Dancing through the Decades: Entry to Social Studies, Language Arts, and Math
Dances from the 1920s-1980s are not only catalysts and springboards for rich explorations into historical content, but also provide a rigorous centerpiece to examine a plethora of math and language arts ideas. With this in mind, the workshop provides participants with an innovative way to introduce and reinforce social studies, language arts, and math concepts using the artistic modalities of dance and creative movement. Participants are introduced to (1) research explaining why creative movement and dance enhances learning and retention (2) creative movement/dance concepts (body, energy, space, time, relationship) that provide language parameters for the activity, (3) specific strategies that can be used for successful implementation of the activity, and (4) intersections with social studies, language arts, and math common core standards. Teachers are actively involved as they engage in hands-on exploration and discovery.
Common Core Standards Addressed
CCSS.ELA-Literacy.SL.1.4 Describe people, places, things, and events with relevant details, expressing ideas and feelings
CCSS.ELA-Literacy.L.2.4 Determine or clarify the meaning of unknown and multiple-meaning words and phrases based on grade 2 reading and content.
CCSS.ELA-Literacy.L.4.1b Form and use the progressive verb tenses.

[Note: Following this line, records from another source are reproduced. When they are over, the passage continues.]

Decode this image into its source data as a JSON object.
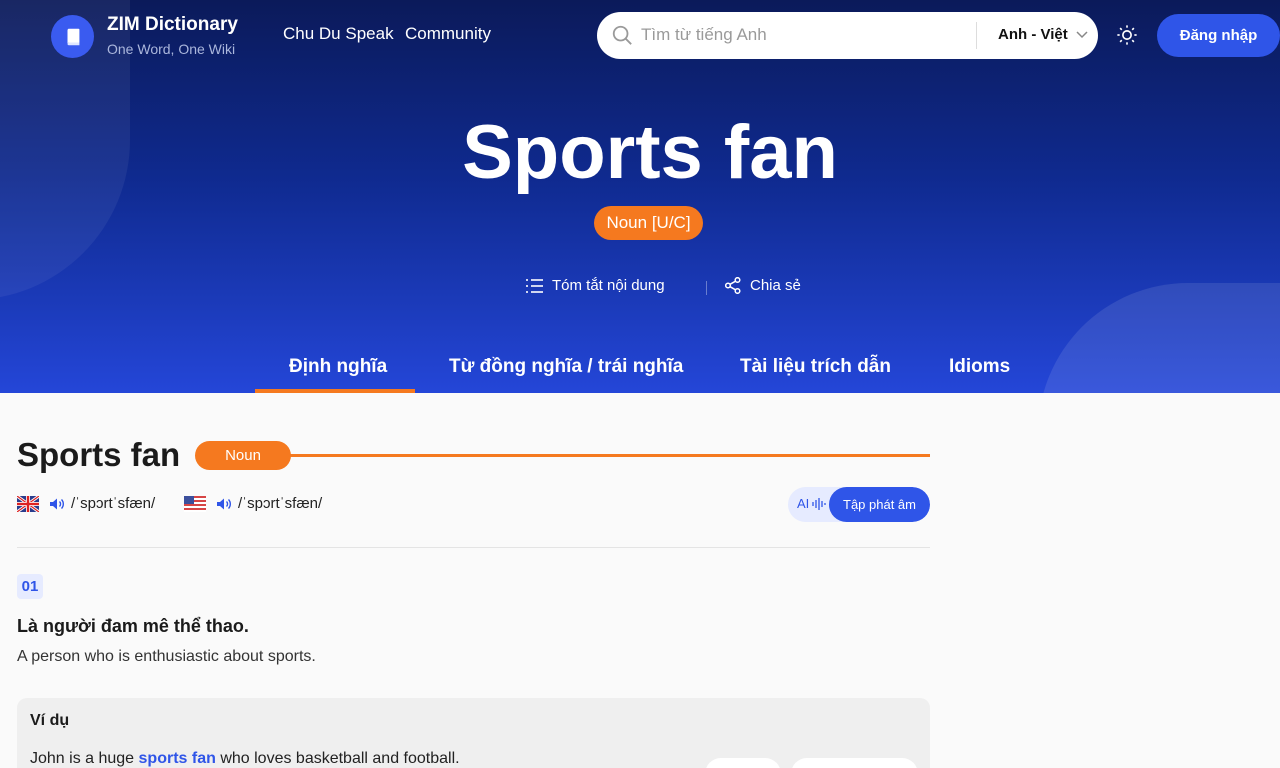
{
  "brand": {
    "name": "ZIM Dictionary",
    "tagline": "One Word, One Wiki"
  },
  "nav": {
    "items": [
      "Chu Du Speak",
      "Community"
    ]
  },
  "search": {
    "placeholder": "Tìm từ tiếng Anh",
    "language": "Anh - Việt"
  },
  "header": {
    "login_label": "Đăng nhập"
  },
  "hero": {
    "word": "Sports fan",
    "pos": "Noun [U/C]",
    "summary_label": "Tóm tắt nội dung",
    "share_label": "Chia sẻ"
  },
  "tabs": [
    {
      "label": "Định nghĩa",
      "active": true
    },
    {
      "label": "Từ đồng nghĩa / trái nghĩa",
      "active": false
    },
    {
      "label": "Tài liệu trích dẫn",
      "active": false
    },
    {
      "label": "Idioms",
      "active": false
    }
  ],
  "entry": {
    "word": "Sports fan",
    "pos": "Noun",
    "pron_uk": "/ˈspɔrtˈsfæn/",
    "pron_us": "/ˈspɔrtˈsfæn/",
    "ai_label": "AI",
    "practice_label": "Tập phát âm",
    "senses": [
      {
        "number": "01",
        "definition_vi": "Là người đam mê thể thao.",
        "definition_en": "A person who is enthusiastic about sports.",
        "example_heading": "Ví dụ",
        "example_before": "John is a huge ",
        "example_highlight": "sports fan",
        "example_after": " who loves basketball and football."
      }
    ]
  },
  "colors": {
    "accent": "#f5791f",
    "primary": "#2f55e8",
    "hero_top": "#0b1a5a",
    "hero_bottom": "#2446d8"
  }
}
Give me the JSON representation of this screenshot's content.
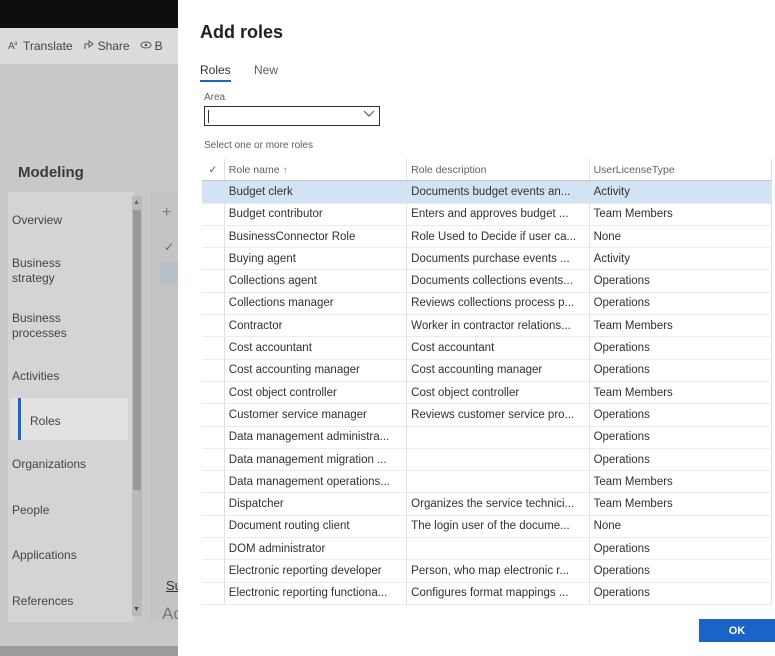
{
  "background": {
    "commands": [
      {
        "label": "Translate",
        "icon": "translate-icon"
      },
      {
        "label": "Share",
        "icon": "share-icon"
      },
      {
        "label": "B",
        "icon": "eye-icon"
      }
    ],
    "title": "Modeling",
    "nav_items": [
      {
        "label": "Overview"
      },
      {
        "label": "Business\nstrategy"
      },
      {
        "label": "Business\nprocesses"
      },
      {
        "label": "Activities"
      },
      {
        "label": "Roles"
      },
      {
        "label": "Organizations"
      },
      {
        "label": "People"
      },
      {
        "label": "Applications"
      },
      {
        "label": "References"
      }
    ],
    "selected_nav": "Roles",
    "tab_fragment": "Su",
    "text_fragment": "Ac"
  },
  "dialog": {
    "title": "Add roles",
    "tabs": [
      {
        "label": "Roles",
        "selected": true
      },
      {
        "label": "New",
        "selected": false
      }
    ],
    "area_label": "Area",
    "area_value": "",
    "select_label": "Select one or more roles",
    "columns": [
      "Role name",
      "Role description",
      "UserLicenseType"
    ],
    "rows": [
      {
        "name": "Budget clerk",
        "description": "Documents budget events an...",
        "license": "Activity",
        "selected": true
      },
      {
        "name": "Budget contributor",
        "description": "Enters and approves budget ...",
        "license": "Team Members"
      },
      {
        "name": "BusinessConnector Role",
        "description": "Role Used to Decide if user ca...",
        "license": "None"
      },
      {
        "name": "Buying agent",
        "description": "Documents purchase events ...",
        "license": "Activity"
      },
      {
        "name": "Collections agent",
        "description": "Documents collections events...",
        "license": "Operations"
      },
      {
        "name": "Collections manager",
        "description": "Reviews collections process p...",
        "license": "Operations"
      },
      {
        "name": "Contractor",
        "description": "Worker in contractor relations...",
        "license": "Team Members"
      },
      {
        "name": "Cost accountant",
        "description": "Cost accountant",
        "license": "Operations"
      },
      {
        "name": "Cost accounting manager",
        "description": "Cost accounting manager",
        "license": "Operations"
      },
      {
        "name": "Cost object controller",
        "description": "Cost object controller",
        "license": "Team Members"
      },
      {
        "name": "Customer service manager",
        "description": "Reviews customer service pro...",
        "license": "Operations"
      },
      {
        "name": "Data management administra...",
        "description": "",
        "license": "Operations"
      },
      {
        "name": "Data management migration ...",
        "description": "",
        "license": "Operations"
      },
      {
        "name": "Data management operations...",
        "description": "",
        "license": "Team Members"
      },
      {
        "name": "Dispatcher",
        "description": "Organizes the service technici...",
        "license": "Team Members"
      },
      {
        "name": "Document routing client",
        "description": "The login user of the docume...",
        "license": "None"
      },
      {
        "name": "DOM administrator",
        "description": "",
        "license": "Operations"
      },
      {
        "name": "Electronic reporting developer",
        "description": "Person, who map electronic r...",
        "license": "Operations"
      },
      {
        "name": "Electronic reporting functiona...",
        "description": "Configures format mappings ...",
        "license": "Operations"
      }
    ],
    "ok_label": "OK"
  },
  "colors": {
    "accent": "#1b63c6",
    "selected_row": "#d2e3f4"
  }
}
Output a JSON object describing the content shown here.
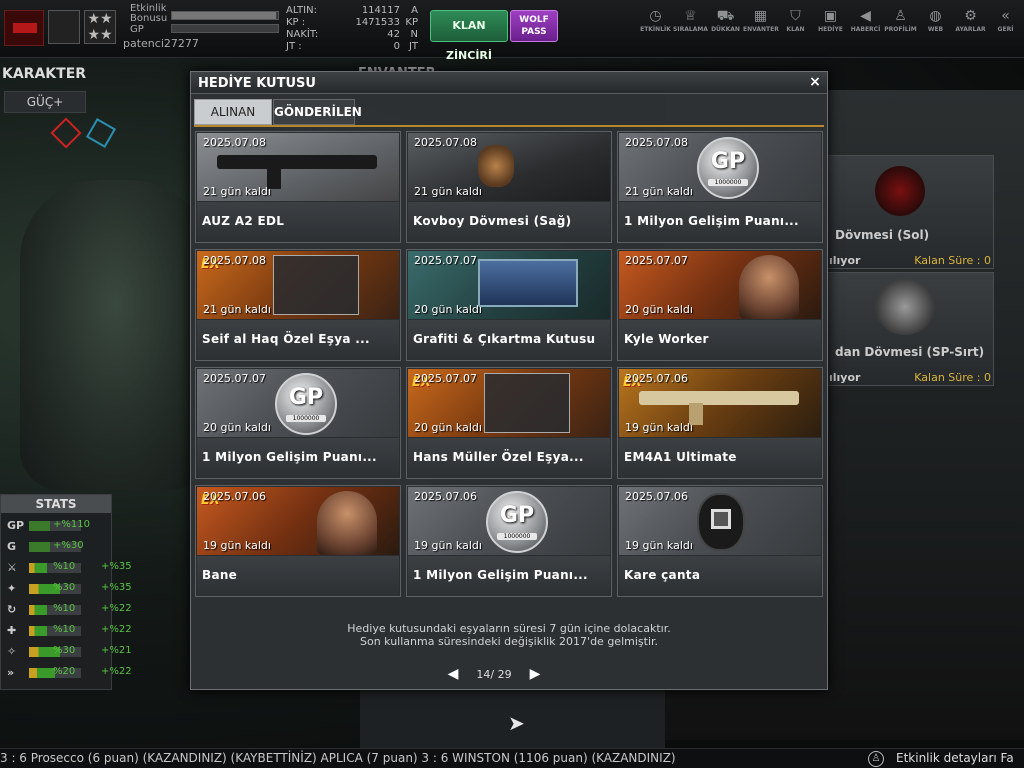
{
  "top": {
    "bonus_label": "Etkinlik Bonusu",
    "gp_label": "GP",
    "username": "patenci27277",
    "currency": [
      {
        "key": "ALTIN:",
        "value": "114117",
        "unit": "A"
      },
      {
        "key": "KP :",
        "value": "1471533",
        "unit": "KP"
      },
      {
        "key": "NAKİT:",
        "value": "42",
        "unit": "N"
      },
      {
        "key": "JT :",
        "value": "0",
        "unit": "JT"
      }
    ],
    "klan_btn": "KLAN ZİNCİRİ",
    "wolf_btn_line1": "WOLF",
    "wolf_btn_line2": "PASS",
    "nav": [
      {
        "icon": "clock-icon",
        "label": "ETKİNLİK"
      },
      {
        "icon": "rank-icon",
        "label": "SIRALAMA"
      },
      {
        "icon": "cart-icon",
        "label": "DÜKKAN"
      },
      {
        "icon": "inventory-icon",
        "label": "ENVANTER"
      },
      {
        "icon": "clan-icon",
        "label": "KLAN"
      },
      {
        "icon": "gift-icon",
        "label": "HEDİYE"
      },
      {
        "icon": "megaphone-icon",
        "label": "HABERCİ"
      },
      {
        "icon": "profile-icon",
        "label": "PROFİLİM"
      },
      {
        "icon": "web-icon",
        "label": "WEB"
      },
      {
        "icon": "settings-icon",
        "label": "AYARLAR"
      },
      {
        "icon": "back-icon",
        "label": "GERİ"
      }
    ]
  },
  "left": {
    "title": "KARAKTER",
    "guc_btn": "GÜÇ+",
    "stats_title": "STATS",
    "stats": [
      {
        "icon": "GP",
        "v1": "+%110",
        "v2": ""
      },
      {
        "icon": "G",
        "v1": "+%30",
        "v2": ""
      },
      {
        "icon": "⚔",
        "v1": "%10",
        "v2": "+%35"
      },
      {
        "icon": "✦",
        "v1": "%30",
        "v2": "+%35"
      },
      {
        "icon": "↻",
        "v1": "%10",
        "v2": "+%22"
      },
      {
        "icon": "✚",
        "v1": "%10",
        "v2": "+%22"
      },
      {
        "icon": "✧",
        "v1": "%30",
        "v2": "+%21"
      },
      {
        "icon": "»",
        "v1": "%20",
        "v2": "+%22"
      }
    ],
    "stat_bar_levels": [
      0.4,
      0.4,
      0.35,
      0.6,
      0.35,
      0.35,
      0.6,
      0.5
    ]
  },
  "right": {
    "title": "ENVANTER",
    "items": [
      {
        "name": "Dövmesi (Sol)",
        "status": "ılıyor",
        "kalan": "Kalan Süre : 0"
      },
      {
        "name": "dan Dövmesi (SP-Sırt)",
        "status": "ılıyor",
        "kalan": "Kalan Süre : 0"
      }
    ]
  },
  "modal": {
    "title": "HEDİYE KUTUSU",
    "close": "×",
    "tabs": [
      "ALINAN",
      "GÖNDERİLEN"
    ],
    "items": [
      {
        "date": "2025.07.08",
        "days": "21 gün kaldı",
        "name": "AUZ A2 EDL",
        "kind": "gun"
      },
      {
        "date": "2025.07.08",
        "days": "21 gün kaldı",
        "name": "Kovboy Dövmesi (Sağ)",
        "kind": "tattoo"
      },
      {
        "date": "2025.07.08",
        "days": "21 gün kaldı",
        "name": "1 Milyon Gelişim Puanı...",
        "kind": "gp"
      },
      {
        "date": "2025.07.08",
        "days": "21 gün kaldı",
        "name": "Seif al Haq Özel Eşya ...",
        "kind": "set",
        "ex": "EX"
      },
      {
        "date": "2025.07.07",
        "days": "20 gün kaldı",
        "name": "Grafiti & Çıkartma Kutusu",
        "kind": "box"
      },
      {
        "date": "2025.07.07",
        "days": "20 gün kaldı",
        "name": "Kyle Worker",
        "kind": "soldier"
      },
      {
        "date": "2025.07.07",
        "days": "20 gün kaldı",
        "name": "1 Milyon Gelişim Puanı...",
        "kind": "gp"
      },
      {
        "date": "2025.07.07",
        "days": "20 gün kaldı",
        "name": "Hans Müller Özel Eşya...",
        "kind": "set2",
        "ex": "EX"
      },
      {
        "date": "2025.07.06",
        "days": "19 gün kaldı",
        "name": "EM4A1 Ultimate",
        "kind": "goldgun",
        "ex": "EX"
      },
      {
        "date": "2025.07.06",
        "days": "19 gün kaldı",
        "name": "Bane",
        "kind": "soldier2",
        "ex": "EX"
      },
      {
        "date": "2025.07.06",
        "days": "19 gün kaldı",
        "name": "1 Milyon Gelişim Puanı...",
        "kind": "gp"
      },
      {
        "date": "2025.07.06",
        "days": "19 gün kaldı",
        "name": "Kare çanta",
        "kind": "bag"
      }
    ],
    "gp_text": "GP",
    "gp_sub": "1000000",
    "notice_line1": "Hediye kutusundaki eşyaların süresi 7 gün içine dolacaktır.",
    "notice_line2": "Son kullanma süresindeki değişiklik 2017'de gelmiştir.",
    "page": "14/ 29"
  },
  "ticker": {
    "text": "3 : 6 Prosecco (6 puan) (KAZANDINIZ)          (KAYBETTİNİZ) APLICA (7 puan) 3 : 6 WINSTON (1106 puan) (KAZANDINIZ)",
    "event": "Etkinlik detayları Fa"
  },
  "colors": {
    "accent_tab": "#b7862c",
    "klan_green": "#2f8b57",
    "wolf_purple": "#9e3fc2",
    "stat_green": "#58c341",
    "kalan_gold": "#d8b43a"
  }
}
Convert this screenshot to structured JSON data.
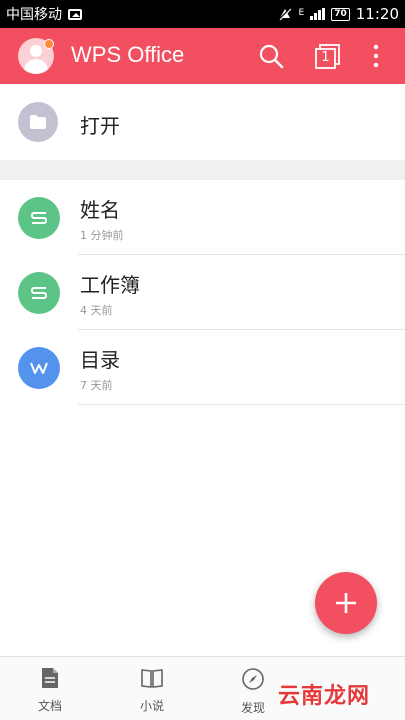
{
  "status_bar": {
    "carrier": "中国移动",
    "network": "E",
    "battery": "70",
    "time": "11:20"
  },
  "app_bar": {
    "title": "WPS Office",
    "icons": [
      "avatar",
      "search-icon",
      "tab-counter-icon",
      "more-vert-icon"
    ],
    "tab_count": "1"
  },
  "open_row": {
    "label": "打开",
    "icon": "folder-icon"
  },
  "files": [
    {
      "name": "姓名",
      "time": "1 分钟前",
      "type_letter": "S",
      "color": "#5cc486"
    },
    {
      "name": "工作簿",
      "time": "4 天前",
      "type_letter": "S",
      "color": "#5cc486"
    },
    {
      "name": "目录",
      "time": "7 天前",
      "type_letter": "W",
      "color": "#5393ee"
    }
  ],
  "fab": {
    "icon": "plus-icon"
  },
  "bottom_nav": [
    {
      "label": "文档",
      "icon": "document-icon"
    },
    {
      "label": "小说",
      "icon": "book-icon"
    },
    {
      "label": "发现",
      "icon": "compass-icon"
    }
  ],
  "watermark": "云南龙网",
  "colors": {
    "accent": "#f25060",
    "spreadsheet": "#5cc486",
    "writer": "#5393ee",
    "folder": "#c1c1d2"
  }
}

CCSS.ELA-Literacy.RH.6-8.4 Determine the meaning of words and phrases as they are used in a text, including vocabulary specific to
domains related to history/social studies.
CCSS.Math.Content.K.CC.A.1 Count to 100 by ones and by tens.
CCSS.Math.Content.K.G.A.2 Correctly name and reason with shapes regardless of their orientations or overall size.
CCSS.Math.Content.1.G.A.2 Compose two-dimensional shapes (rectangles, squares, trapezoids, triangles, half-circles, and quarter-circles).
CCSS.Math.Content.2.OA.B.2 Fluently add and subtract within 20 using mental strategies.
CCSS.Math.Content.3.NF.A.3a Understand two fractions as equivalent (equal) if they are the same size, or the same point on a number line.
CCSS.Math.Content.3.NF.A.3b Recognize and generate simple equivalent fractions, e.g., 1/2 = 2/4, 4/6 = 2/3. Explain why the fractions are equivalent, e.g., by using a visual fraction model.
Target Audience: Elementary Educators and Administrators
Number of Participants: Up to 30
Number of Days: ½ day up to full day
CCSS.Math.Content.3.NF.A.3c Express whole numbers as fractions, and recognize fractions that are equivalent to whole numbers. Examples: Express 3 in the form 3 = 3/1; recognize that 6/1 = 6; locate 4/4 and 1 at the same point of a number line diagram.
CCSS.Math.Content.4.NF.B.3b Decompose a fraction into a sum of fractions with the same denominator in more than one way, recording each decomposition by an equation.
By the end of the workshop, participants will be able to:
explain why creative movement/dance enhances learning
use language pertaining to creative movement and dance
make connections to brain-compatibility
successfully identify social studies, language arts and math common core standards within the lesson
identify and actualize patterns associated with dances from 3 different decades